Required work: Search the records for the string "JSON", then copy each line where it appears.

Input:
● ● ● ●
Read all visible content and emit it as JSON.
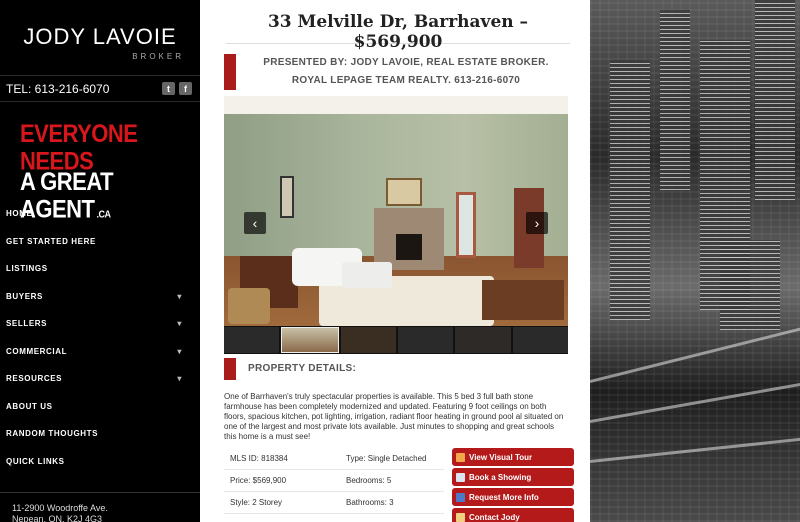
{
  "sidebar": {
    "brand_name": "JODY LAVOIE",
    "brand_subtitle": "BROKER",
    "phone": "TEL: 613-216-6070",
    "social": [
      "t",
      "f"
    ],
    "promo": {
      "line1": "EVERYONE NEEDS",
      "line2": "A GREAT AGENT",
      "suffix": ".CA"
    },
    "nav": [
      {
        "label": "HOME",
        "has_submenu": false
      },
      {
        "label": "GET STARTED HERE",
        "has_submenu": false
      },
      {
        "label": "LISTINGS",
        "has_submenu": false
      },
      {
        "label": "BUYERS",
        "has_submenu": true
      },
      {
        "label": "SELLERS",
        "has_submenu": true
      },
      {
        "label": "COMMERCIAL",
        "has_submenu": true
      },
      {
        "label": "RESOURCES",
        "has_submenu": true
      },
      {
        "label": "ABOUT US",
        "has_submenu": false
      },
      {
        "label": "RANDOM THOUGHTS",
        "has_submenu": false
      },
      {
        "label": "QUICK LINKS",
        "has_submenu": false
      }
    ],
    "address_line1": "11-2900 Woodroffe Ave.",
    "address_line2": "Nepean, ON, K2J 4G3"
  },
  "main": {
    "title": "33 Melville Dr, Barrhaven – $569,900",
    "presented_line1": "PRESENTED BY: JODY LAVOIE, REAL ESTATE BROKER.",
    "presented_line2": "ROYAL LEPAGE TEAM REALTY. 613-216-6070",
    "gallery": {
      "prev_icon": "‹",
      "next_icon": "›",
      "thumb_count": 6,
      "active_thumb": 2
    },
    "details_title": "PROPERTY DETAILS:",
    "description": "One of Barrhaven's truly spectacular properties is available. This 5 bed 3 full bath stone farmhouse has been completely modernized and updated. Featuring 9 foot ceilings on both floors, spacious kitchen, pot lighting, irrigation, radiant floor heating in ground pool al situated on one of the largest and most private lots available. Just minutes to shopping and great schools this home is a must see!",
    "facts": [
      [
        "MLS ID: 818384",
        "Type: Single Detached"
      ],
      [
        "Price: $569,900",
        "Bedrooms: 5"
      ],
      [
        "Style: 2 Storey",
        "Bathrooms: 3"
      ]
    ],
    "actions": [
      {
        "label": "View Visual Tour",
        "icon": "video"
      },
      {
        "label": "Book a Showing",
        "icon": "calendar"
      },
      {
        "label": "Request More Info",
        "icon": "info"
      },
      {
        "label": "Contact Jody",
        "icon": "envelope"
      }
    ]
  },
  "colors": {
    "accent_red": "#b41a1a",
    "promo_red": "#d8161c",
    "sidebar_bg": "#000000"
  }
}
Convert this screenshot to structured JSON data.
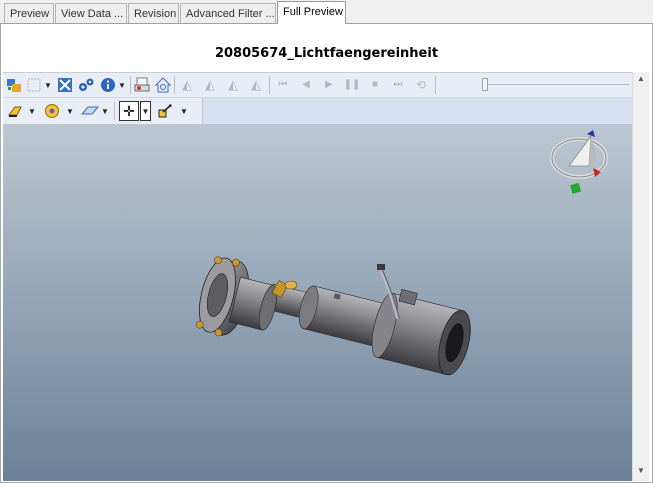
{
  "tabs": [
    "Preview",
    "View Data ...",
    "Revision",
    "Advanced Filter ...",
    "Full Preview"
  ],
  "active_tab": "Full Preview",
  "document_title": "20805674_Lichtfaengereinheit",
  "toolbar": {
    "row1": [
      "model-tree-icon",
      "fit-view-icon",
      "zoom-fit-icon",
      "settings-gear-icon",
      "info-icon",
      "print-icon",
      "home-view-icon",
      "annotation-1-icon",
      "annotation-2-icon",
      "annotation-3-icon",
      "annotation-4-icon",
      "first-frame-icon",
      "prev-frame-icon",
      "play-icon",
      "pause-icon",
      "stop-icon",
      "next-frame-icon",
      "loop-icon",
      "timeline-slider"
    ],
    "row2": [
      "shading-mode-icon",
      "view-orientation-icon",
      "section-plane-icon",
      "pan-move-icon",
      "measure-icon"
    ]
  },
  "colors": {
    "viewport_top": "#bcc7d2",
    "viewport_bottom": "#6c8197",
    "toolbar": "#e9edf5",
    "part_metal": "#8e8e92",
    "part_brass": "#c9952a",
    "triad_x": "#cc2222",
    "triad_y": "#22aa33",
    "triad_z": "#2233bb"
  }
}
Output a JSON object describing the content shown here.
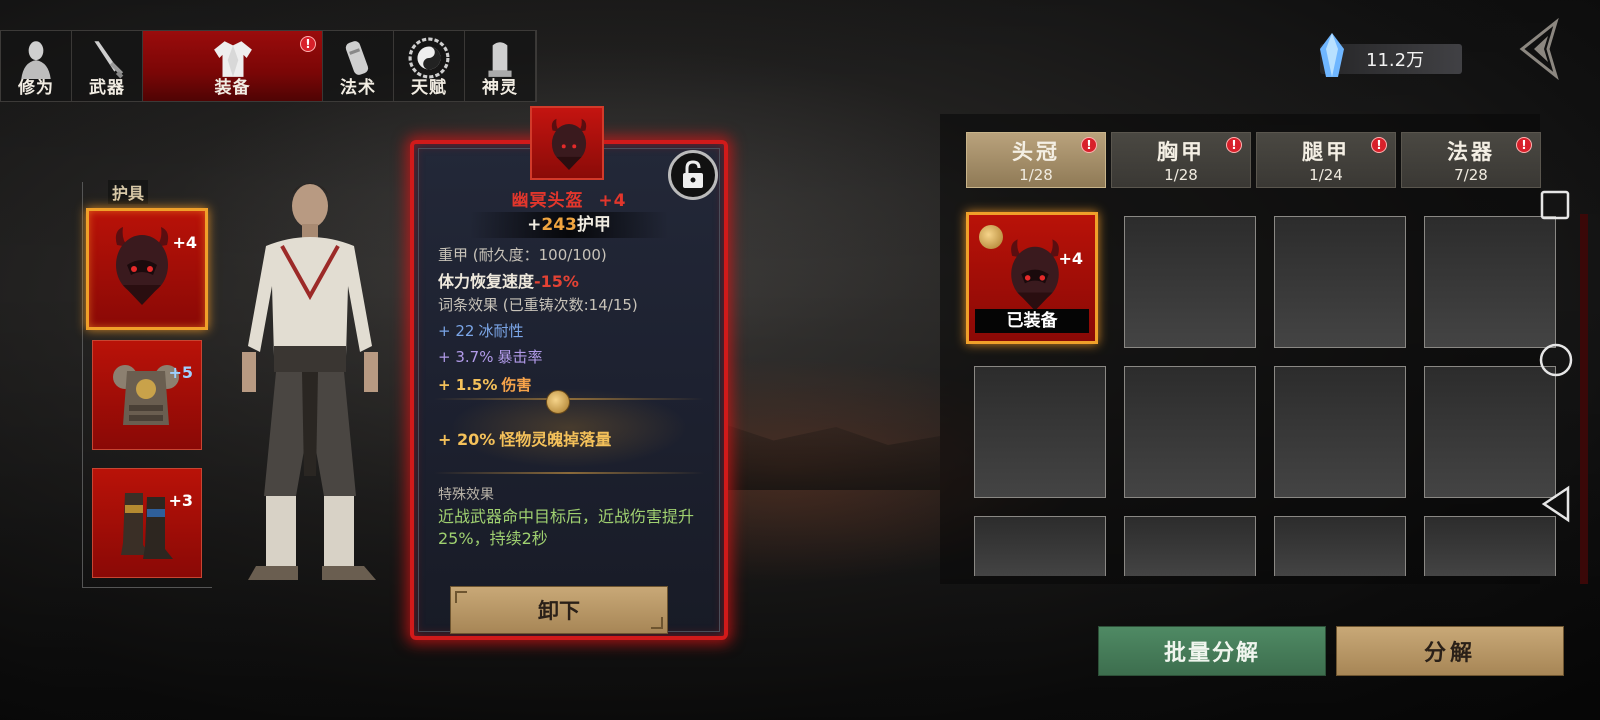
{
  "top_tabs": [
    {
      "label": "修为",
      "icon": "meditation-icon"
    },
    {
      "label": "武器",
      "icon": "sword-icon"
    },
    {
      "label": "装备",
      "icon": "robe-icon",
      "active": true,
      "badge": "!"
    },
    {
      "label": "法术",
      "icon": "scroll-icon"
    },
    {
      "label": "天赋",
      "icon": "taiji-icon"
    },
    {
      "label": "神灵",
      "icon": "tablet-icon"
    }
  ],
  "currency": {
    "amount": "11.2万",
    "icon": "crystal-icon"
  },
  "armor_panel": {
    "title": "护具",
    "slots": [
      {
        "name": "helmet",
        "level": "+4",
        "selected": true
      },
      {
        "name": "chest",
        "level": "+5"
      },
      {
        "name": "boots",
        "level": "+3"
      }
    ]
  },
  "tooltip": {
    "name": "幽冥头盔",
    "level": "+4",
    "armor_prefix": "+",
    "armor_value": "243",
    "armor_label": "护甲",
    "type_line": "重甲 (耐久度：100/100)",
    "stamina_label": "体力恢复速度",
    "stamina_value": "-15%",
    "affix_header": "词条效果 (已重铸次数:14/15)",
    "affixes": [
      {
        "value": "+ 22",
        "text": "冰耐性"
      },
      {
        "value": "+ 3.7%",
        "text": "暴击率"
      },
      {
        "value": "+ 1.5%",
        "text": "伤害"
      },
      {
        "value": "+ 20%",
        "text": "怪物灵魄掉落量"
      }
    ],
    "special_title": "特殊效果",
    "special_text": "近战武器命中目标后，近战伤害提升25%，持续2秒",
    "unequip_label": "卸下"
  },
  "categories": [
    {
      "name": "头冠",
      "count": "1/28",
      "active": true,
      "badge": "!"
    },
    {
      "name": "胸甲",
      "count": "1/28",
      "badge": "!"
    },
    {
      "name": "腿甲",
      "count": "1/24",
      "badge": "!"
    },
    {
      "name": "法器",
      "count": "7/28",
      "badge": "!"
    }
  ],
  "grid": {
    "equipped_item": {
      "level": "+4",
      "tag": "已装备"
    }
  },
  "buttons": {
    "batch": "批量分解",
    "decompose": "分解"
  },
  "colors": {
    "accent_red": "#b91208",
    "gold_border": "#f0a02a",
    "button_tan": "#c8a877",
    "button_green": "#4f8a64"
  }
}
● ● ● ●
Exercise result:
Read all visible content and emit it as JSON.
Convert this screenshot to structured JSON data.
Output a JSON object describing the content shown here.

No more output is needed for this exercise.